Mitochondria are important power plants for cells to produce energy

To answer the above controversy, Surmeier's research team used advanced genetic tools to construct a new genetically engineered mouse that interferes with mitochondrial complex I function in dopaminergic neurons, causing mitochondrial metabolism problems in these neurons.  As the“power plant” shuts down, these cells lack enough energy and eventually burn out and die.  

However, the researchers found that after mitochondrial damage, these neurons unexpectedly remained intact for a relatively long time. Initially, these neurons extend to the axons of the adjacent brain region known as the striatum to reduce dopamine release.  Dopamine loss in the striatum has long been considered the sole cause of dyskinesia in Parkinson's disease. However, experiments showed that reduced dopamine in the striatum alone was not enough to cause dyskinesia associated with Parkinson's disease.

The researchers observed that these neurons in mice actually also released dopamine through the soma and dendrites at the substantia nigra to maintain specific motor functions. After a few months, the nerve cells release less and less dopamine to the substantia nigra, and eventually, the axons degenerate and the cells slowly die. At the same time, the mice exhibited movement disorders typical of advanced Parkinson's disease in humans.

Mitochondrial damage.jpg

Mitochondrial damage causes neurons in the substantia nigra to gradually reduce the release of dopamine
(Image source: Reference [2])

Based on the results of the above experiments, the researchers summarize their two important findings: impaired mitochondrial function is sufficient to contribute to the development of Parkinson's disease, and that the substantia nigra loses its function to release dopamine is key to the development of dyskinesia.

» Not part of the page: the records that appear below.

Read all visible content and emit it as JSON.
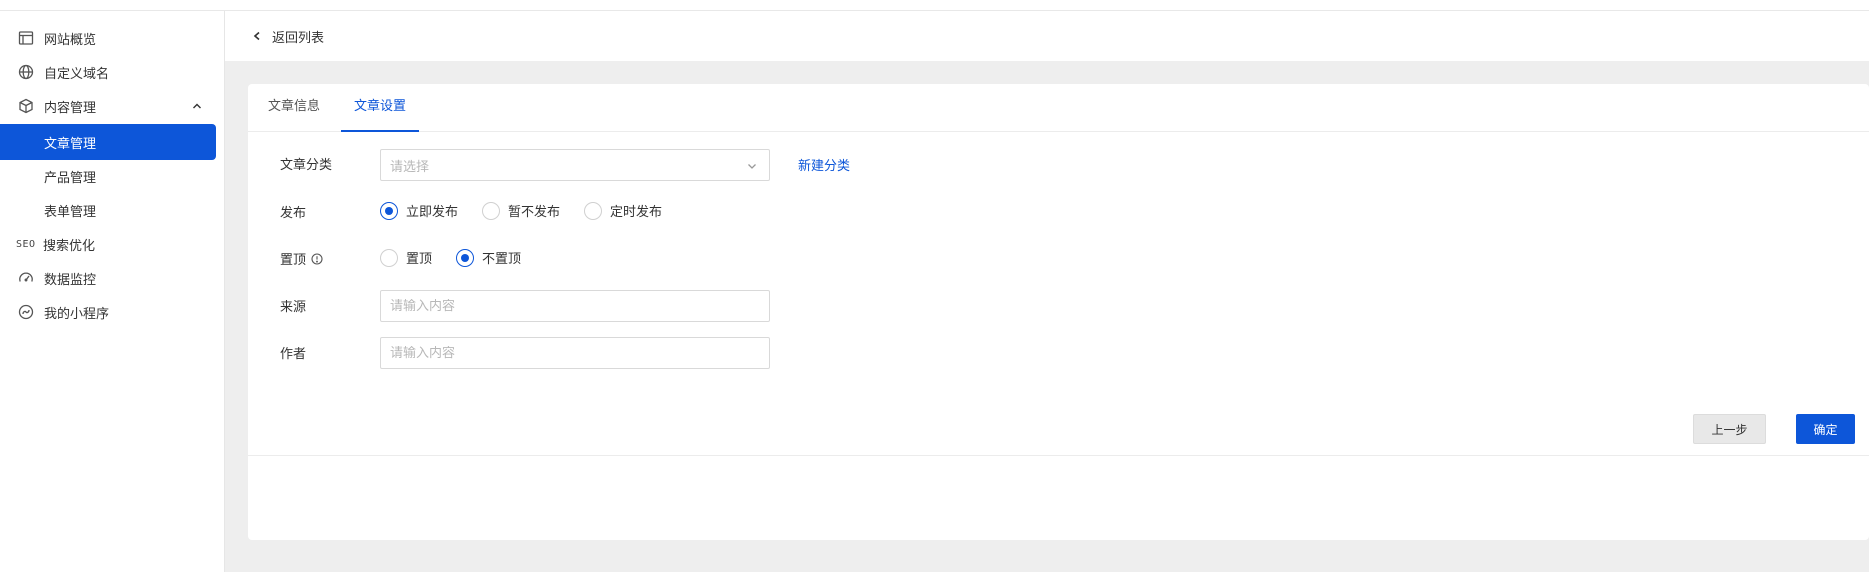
{
  "sidebar": {
    "items": [
      {
        "label": "网站概览",
        "icon": "browser-window-icon"
      },
      {
        "label": "自定义域名",
        "icon": "globe-icon"
      },
      {
        "label": "内容管理",
        "icon": "cube-icon",
        "expanded": true
      },
      {
        "label": "SEO",
        "icon": "seo-text-icon",
        "text": "搜索优化"
      },
      {
        "label": "数据监控",
        "icon": "gauge-icon"
      },
      {
        "label": "我的小程序",
        "icon": "mini-program-icon"
      }
    ],
    "sub_items": [
      {
        "label": "文章管理",
        "active": true
      },
      {
        "label": "产品管理",
        "active": false
      },
      {
        "label": "表单管理",
        "active": false
      }
    ]
  },
  "header": {
    "back_label": "返回列表"
  },
  "tabs": [
    {
      "label": "文章信息",
      "active": false
    },
    {
      "label": "文章设置",
      "active": true
    }
  ],
  "form": {
    "category": {
      "label": "文章分类",
      "placeholder": "请选择",
      "new_link": "新建分类"
    },
    "publish": {
      "label": "发布",
      "options": [
        "立即发布",
        "暂不发布",
        "定时发布"
      ],
      "selected": "立即发布"
    },
    "pin": {
      "label": "置顶",
      "options": [
        "置顶",
        "不置顶"
      ],
      "selected": "不置顶"
    },
    "source": {
      "label": "来源",
      "placeholder": "请输入内容"
    },
    "author": {
      "label": "作者",
      "placeholder": "请输入内容"
    }
  },
  "actions": {
    "prev_label": "上一步",
    "confirm_label": "确定"
  },
  "colors": {
    "primary": "#0d56d9",
    "background": "#eeeeee"
  }
}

These new findings give scientists a new therapeutic target: replenishing dopamine in the substantia nigra. The researchers designed a gene therapy that targets the substantia nigra, enabling cells there to convert levodopa into available dopamine. Proof-of-concept experiments in mice showed that the therapy effectively enhanced the therapeutic effects of levodopa in the advanced stages of Parkinson's disease.

Prof. Surmeier commented that they hope that the new model of Parkinson's disease based on mitochondrial disorders can help them develop new tests that can diagnose Parkinson's disease patients 5 to 10 years in advance, so that treatment can be started as early as possible, and ultimately help patients change the progress of the disease.

Pramipexole is medication used to treat Parkinson's disease (PD) and restless legs syndrome (RLS). In Parkinson's disease it may be used alone or together with levodopa. It was approved for medical use in the United States in 1997. Huateng Pharma is a leading pharmaceutical API & Intermediates manufacturer in China, which can provide intermediates of Pramipexole with capacity from grams to kilograms, such as CAS NO.:106092-11-9, CAS NO.:27514-08-5, CAS NO.:106092-09-5 and CAS NO.:104617-49-4. 



[1] Disruption of mitochondrial complex I induces progressive parkinsonism.

[2] Mice with disrupted mitochondria used to model Parkinsons disease 

[3] Gene therapy boosts Parkinsons disease drug benefits.